Dataset excerpts:

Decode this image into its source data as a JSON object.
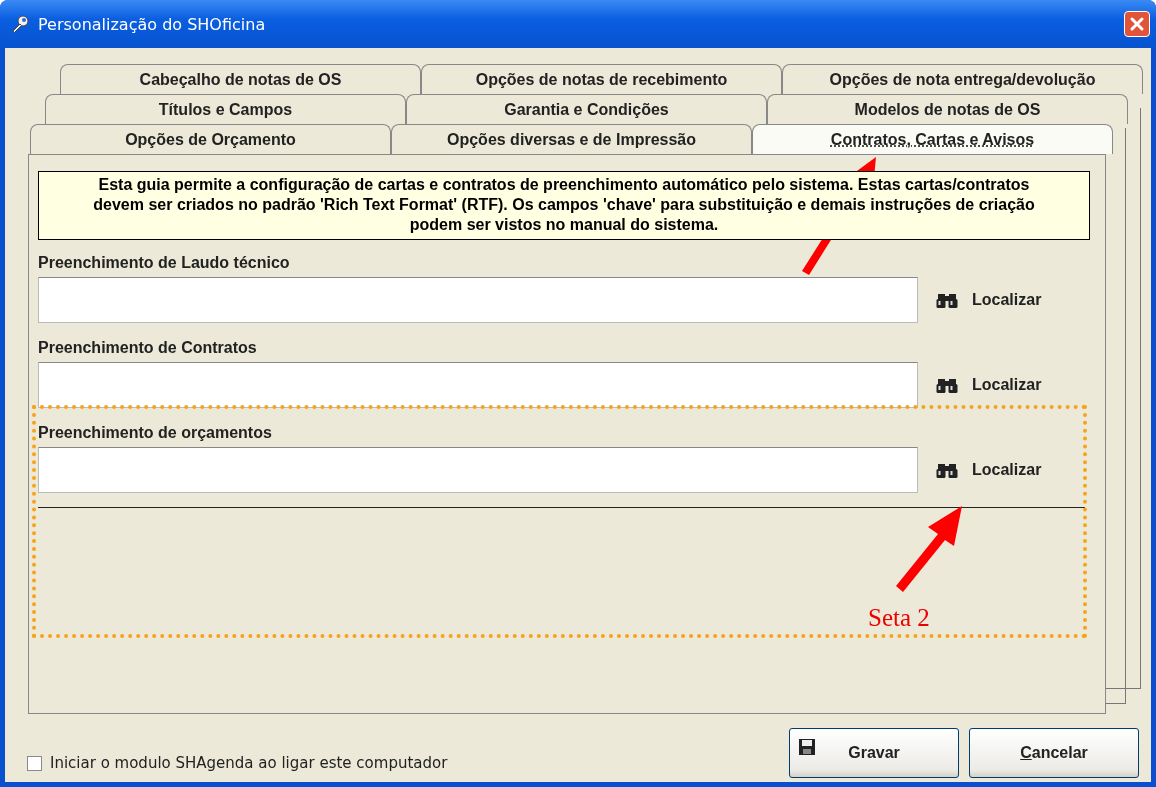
{
  "window": {
    "title": "Personalização do SHOficina"
  },
  "tab_rows": [
    [
      {
        "label": "Cabeçalho de notas de OS",
        "selected": false
      },
      {
        "label": "Opções de notas de recebimento",
        "selected": false
      },
      {
        "label": "Opções de nota entrega/devolução",
        "selected": false
      }
    ],
    [
      {
        "label": "Títulos e Campos",
        "selected": false
      },
      {
        "label": "Garantia e Condições",
        "selected": false
      },
      {
        "label": "Modelos de notas de OS",
        "selected": false
      }
    ],
    [
      {
        "label": "Opções de Orçamento",
        "selected": false
      },
      {
        "label": "Opções diversas e de Impressão",
        "selected": false
      },
      {
        "label": "Contratos, Cartas e Avisos",
        "selected": true
      }
    ]
  ],
  "info_text": "Esta guia permite a configuração de cartas e contratos de preenchimento automático pelo sistema. Estas cartas/contratos devem ser criados no padrão 'Rich Text Format' (RTF). Os campos 'chave' para substituição e demais instruções de criação podem ser vistos no manual do sistema.",
  "fields": [
    {
      "label": "Preenchimento de Laudo técnico",
      "button": "Localizar"
    },
    {
      "label": "Preenchimento de Contratos",
      "button": "Localizar"
    },
    {
      "label": "Preenchimento de orçamentos",
      "button": "Localizar"
    }
  ],
  "annotation": {
    "label": "Seta 2"
  },
  "startup_checkbox": {
    "label": "Iniciar o modulo SHAgenda ao ligar este computador",
    "checked": false
  },
  "buttons": [
    {
      "label": "Gravar",
      "kind": "save",
      "mnemonic": false
    },
    {
      "label": "Cancelar",
      "kind": "cancel",
      "mnemonic": true
    }
  ]
}
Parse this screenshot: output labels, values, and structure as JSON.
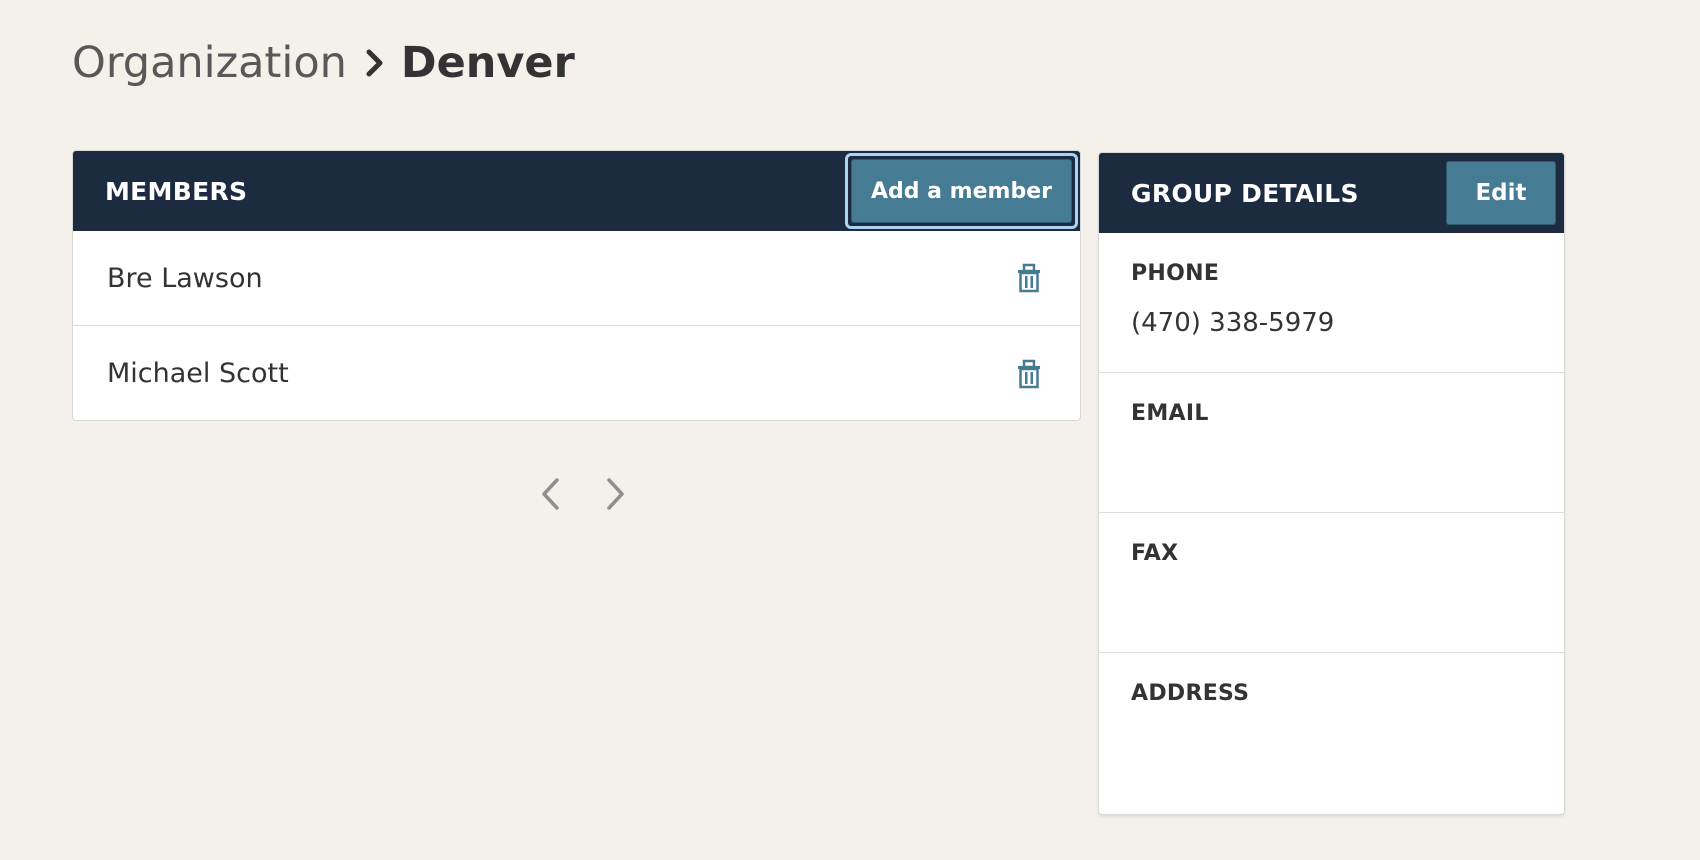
{
  "breadcrumb": {
    "parent": "Organization",
    "current": "Denver",
    "separator_icon": "chevron-right-icon"
  },
  "members": {
    "title": "MEMBERS",
    "add_button_label": "Add a member",
    "rows": [
      {
        "name": "Bre Lawson",
        "action_icon": "trash-icon"
      },
      {
        "name": "Michael Scott",
        "action_icon": "trash-icon"
      }
    ]
  },
  "pagination": {
    "prev_icon": "chevron-left-icon",
    "next_icon": "chevron-right-icon"
  },
  "group_details": {
    "title": "GROUP DETAILS",
    "edit_label": "Edit",
    "phone_label": "PHONE",
    "phone_value": "(470) 338-5979",
    "email_label": "EMAIL",
    "email_value": "",
    "fax_label": "FAX",
    "fax_value": "",
    "address_label": "ADDRESS",
    "address_value": ""
  },
  "colors": {
    "background": "#f4f1ea",
    "header": "#1c2b40",
    "button": "#457b93",
    "focus_ring": "#a9d2f5",
    "icon_accent": "#457b93"
  }
}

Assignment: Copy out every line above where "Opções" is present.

Solution below:
        "label": "Opções de notas de recebimento",
        "label": "Opções de nota entrega/devolução",
        "label": "Opções de Orçamento",
        "label": "Opções diversas e de Impressão",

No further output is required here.